Editor’s note: Susan Bodnar is a clinical psychologist who teaches at Columbia University’s Teachers College and at The Stephen Mitchell Center for Relational Studies. She lives in Manhattan with her husband, two children and all of their pets.
By Susan Bodnar, Special to CNN
(CNN) -- Too often, we allow ourselves to be defined by our differences.
We are either red state or blue state; 1% or 99%; Muslim, Jewish, Catholic, Protestant; black, white or brown; pro-life or pro-choice.
For or against gun control.
The citizens of this country speak strongly and divisively. After all, it is baked in our American identity. This dissent, we argue, creates a healthy democracy, and an inquisitive mind.
But sometimes too much difference can cause dysfunction.
As a psychologist I have often witnessed the distinct parts of a person’s mind come apart so strongly that extreme mental illness emerges.

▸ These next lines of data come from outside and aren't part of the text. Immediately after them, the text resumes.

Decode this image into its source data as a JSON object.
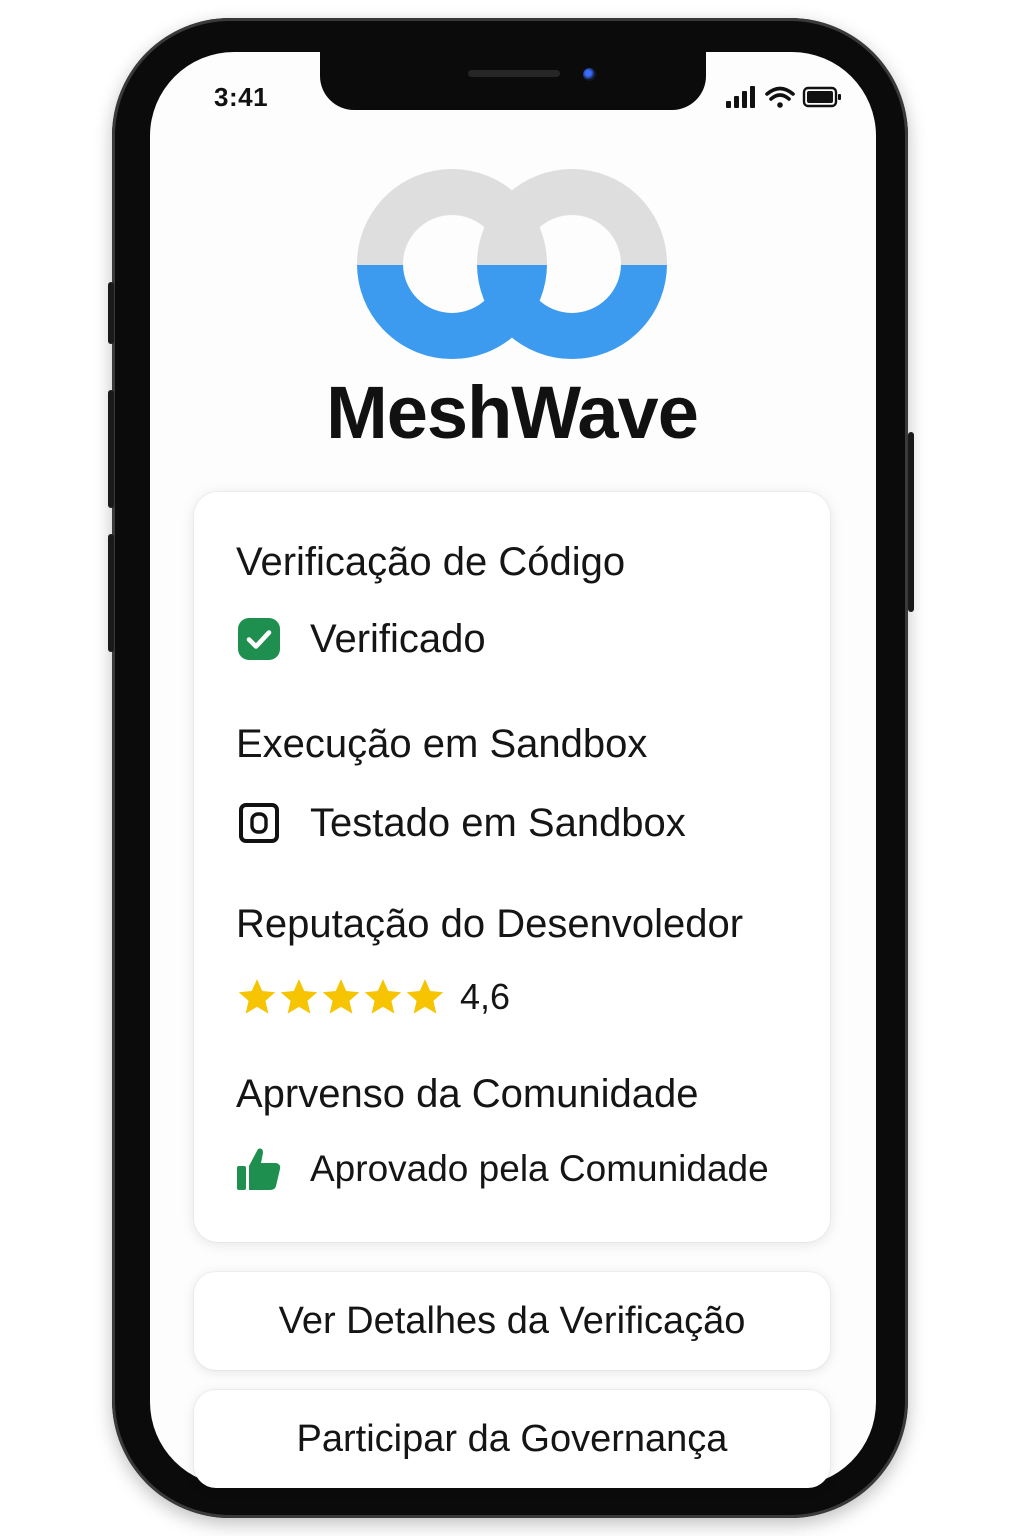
{
  "status_bar": {
    "time": "3:41",
    "icons": [
      "cellular-signal-icon",
      "wifi-icon",
      "battery-icon"
    ]
  },
  "brand": {
    "name": "MeshWave",
    "logo_icon": "interlocking-rings-logo",
    "colors": {
      "logo_top": "#dedede",
      "logo_bottom": "#3d9bef"
    }
  },
  "card": {
    "sections": [
      {
        "title": "Verificação de Código",
        "value": "Verificado",
        "icon": "check-badge-icon",
        "icon_color": "#1e8f4e"
      },
      {
        "title": "Execução em Sandbox",
        "value": "Testado em Sandbox",
        "icon": "sandbox-box-icon"
      },
      {
        "title": "Reputação do Desenvoledor",
        "rating_value": "4,6",
        "stars": 5,
        "star_color": "#f6c400"
      },
      {
        "title": "Aprvenso da Comunidade",
        "value": "Aprovado pela Comunidade",
        "icon": "thumbs-up-icon",
        "icon_color": "#1e8f4e"
      }
    ]
  },
  "actions": {
    "details_label": "Ver Detalhes da Verificação",
    "governance_label": "Participar da Governança"
  }
}
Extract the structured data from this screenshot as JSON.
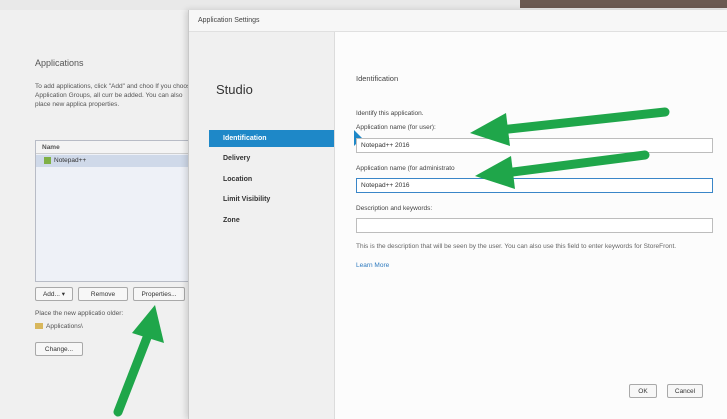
{
  "back_panel": {
    "title": "Applications",
    "description": "To add applications, click \"Add\" and choo If you choose Application Groups, all curr be added. You can also place new applica properties.",
    "list_header": "Name",
    "list_items": [
      "Notepad++"
    ],
    "add_button": "Add...",
    "remove_button": "Remove",
    "properties_button": "Properties...",
    "placement_label": "Place the new applicatio     older:",
    "folder_name": "Applications\\",
    "change_button": "Change..."
  },
  "dialog": {
    "title": "Application Settings",
    "nav_title": "Studio",
    "nav_items": [
      "Identification",
      "Delivery",
      "Location",
      "Limit Visibility",
      "Zone"
    ],
    "section_title": "Identification",
    "intro": "Identify this application.",
    "user_name_label": "Application name (for user):",
    "user_name_value": "Notepad++ 2016",
    "admin_name_label": "Application name (for administrato",
    "admin_name_value": "Notepad++ 2016",
    "description_label": "Description and keywords:",
    "description_value": "",
    "help_text": "This is the description that will be seen by the user. You can also use this field to enter keywords for StoreFront.",
    "learn_more": "Learn More",
    "ok_button": "OK",
    "cancel_button": "Cancel"
  },
  "colors": {
    "accent": "#1e88c8",
    "annotation_arrow": "#1fa64a"
  }
}
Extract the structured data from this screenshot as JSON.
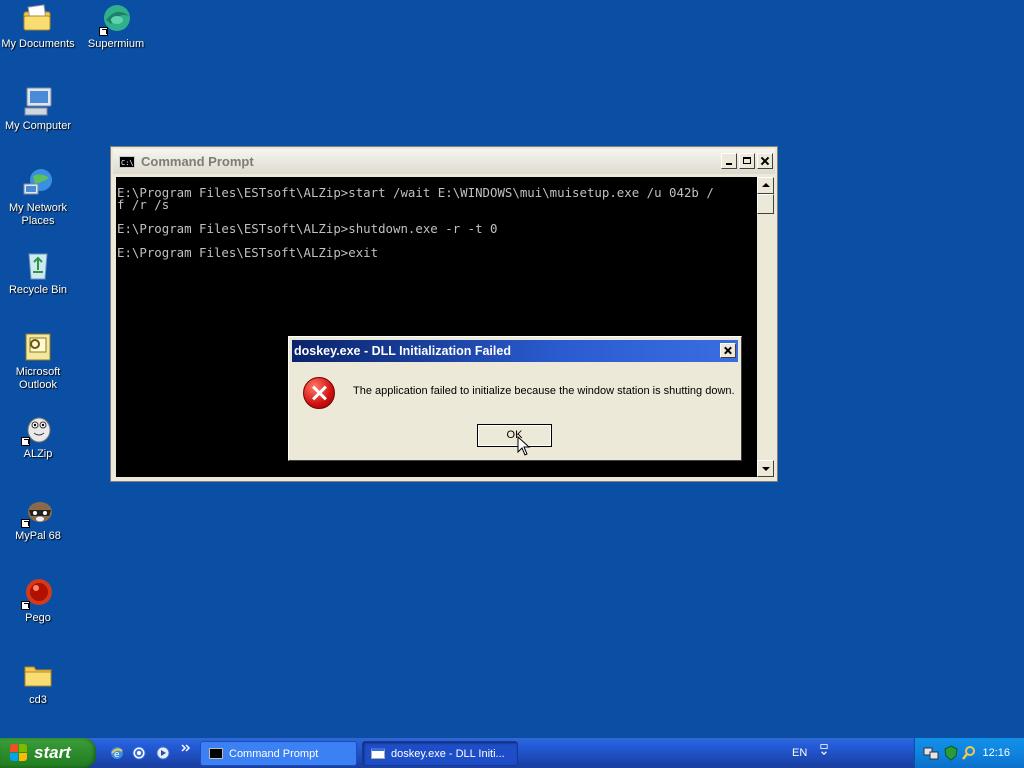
{
  "desktop": {
    "icons": [
      {
        "label": "My Documents",
        "icon": "folder-documents-icon"
      },
      {
        "label": "Supermium",
        "icon": "browser-icon"
      },
      {
        "label": "My Computer",
        "icon": "computer-icon"
      },
      {
        "label": "My Network Places",
        "icon": "network-icon"
      },
      {
        "label": "Recycle Bin",
        "icon": "recycle-bin-icon"
      },
      {
        "label": "Microsoft Outlook",
        "icon": "outlook-icon"
      },
      {
        "label": "ALZip",
        "icon": "alzip-icon"
      },
      {
        "label": "MyPal 68",
        "icon": "mypal-icon"
      },
      {
        "label": "Pego",
        "icon": "pego-icon"
      },
      {
        "label": "cd3",
        "icon": "folder-icon"
      }
    ]
  },
  "cmd_window": {
    "title": "Command Prompt",
    "icon_text": "C:\\",
    "lines": [
      "E:\\Program Files\\ESTsoft\\ALZip>start /wait E:\\WINDOWS\\mui\\muisetup.exe /u 042b /",
      "f /r /s",
      "",
      "E:\\Program Files\\ESTsoft\\ALZip>shutdown.exe -r -t 0",
      "",
      "E:\\Program Files\\ESTsoft\\ALZip>exit"
    ]
  },
  "error_dialog": {
    "title": "doskey.exe - DLL Initialization Failed",
    "message": "The application failed to initialize because the window station is shutting down.",
    "ok_label": "OK"
  },
  "taskbar": {
    "start_label": "start",
    "tasks": [
      {
        "label": "Command Prompt",
        "active": false
      },
      {
        "label": "doskey.exe - DLL Initi...",
        "active": true
      }
    ],
    "language": "EN",
    "clock": "12:16"
  },
  "colors": {
    "desktop_bg": "#0a4fa3",
    "taskbar": "#245edb",
    "start_green": "#2d8c2d",
    "dialog_title": "#0a246a"
  }
}
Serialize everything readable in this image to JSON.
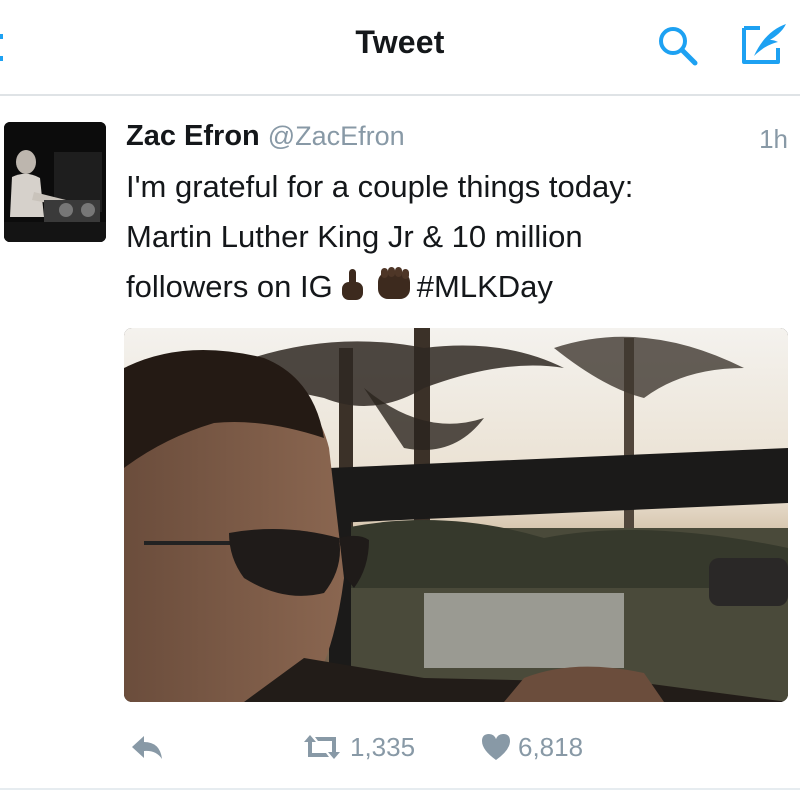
{
  "header": {
    "title": "Tweet",
    "accent_color": "#1da1f2",
    "icons": [
      "back-icon",
      "search-icon",
      "compose-icon"
    ]
  },
  "tweet": {
    "author_name": "Zac Efron",
    "author_handle": "@ZacEfron",
    "timestamp": "1h",
    "lines": [
      "I'm grateful for a couple things today:",
      "Martin Luther King Jr & 10 million",
      "followers on IG"
    ],
    "hashtag": "#MLKDay",
    "emojis": [
      "index-finger-up-emoji",
      "raised-fist-emoji"
    ]
  },
  "actions": {
    "retweet_count": "1,335",
    "like_count": "6,818",
    "icons": [
      "reply-icon",
      "retweet-icon",
      "like-icon"
    ]
  }
}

Let’s not let this be our country’s fate.
Unity holds our country’s promise. May we offer it as a legacy to those taken away from us so senselessly?
Let’s let the little angels and their keepers who died so tragically become our inspiration for a society of difference that works together.
When so many little children die, as they did in the Sandy Hook tragedy, and when heroic teachers, a school psychologist and a principal are called upon to defend the lives of little ones with their own, we have two choices.
We can succumb to the base ugliness of despair.
Or we can repair.
Can we finally admit and agree that we have a problem with violence in our country and decide to fix it?
Sometimes so much focus on our collective differences obscures the valiant and expansive nature of the American character.
This weekend, however, we cried together.
Perhaps we found a way to honor our differences while also unifying for our children.
At the Sandy Hook memorial service, the nation witnessed Jews, Christians, Muslims, B’hai - black, white and brown - come together to mourn and to pray.
It felt like the template for our future.
President Obama asked us, “Can we say that we’re truly doing enough to give all the children of this country the chance they deserve to live out their lives in happiness and with purpose?”
We are not.
The knowledge that we have not done our best for our children lingers: Our kids need to know they can rely on us to manage our differences like the adults we are.
Coming together despite -- or even because of -- our differences happens more rarely than hearing about another episode of mass violence.
There is a better way.
The courage to create a country where all people can be different but equal, the same but also unique, characterizes the potential of our American identity.
We have shown this when we abolished slavery, rose from the ashes of war, and how we rebuilt after 9/11.
Now, again, is the time to build unity in our diversity – without losing the vestiges of a cultural past to which we are attached.
We can comfort our children, everyone’s children, and the children we once were with the patchwork quilt that symbolizes our national character and identity.
We can make collective decisions about mental health care, better gun control and rein in aspects of the violent entertainment world that holds our kids’ dreams hostage to cynicism and rage.
We can create an economy that fairly enables every person to enjoy individual levels of success while protecting that patchwork quilt that keeps us going, makes us strong and gives every child the same fair chance to thrive.
We can create a society where every person has the chance to live out his or her life in happiness and with purpose.
Will this prevent tragedy?
Will it prevent evil?
But it can make overcoming evil possible.
When the adults of this world can say we have done our absolute best, we can blunt evil’s impact, and provide our children an example that can sustain them through the worst of times.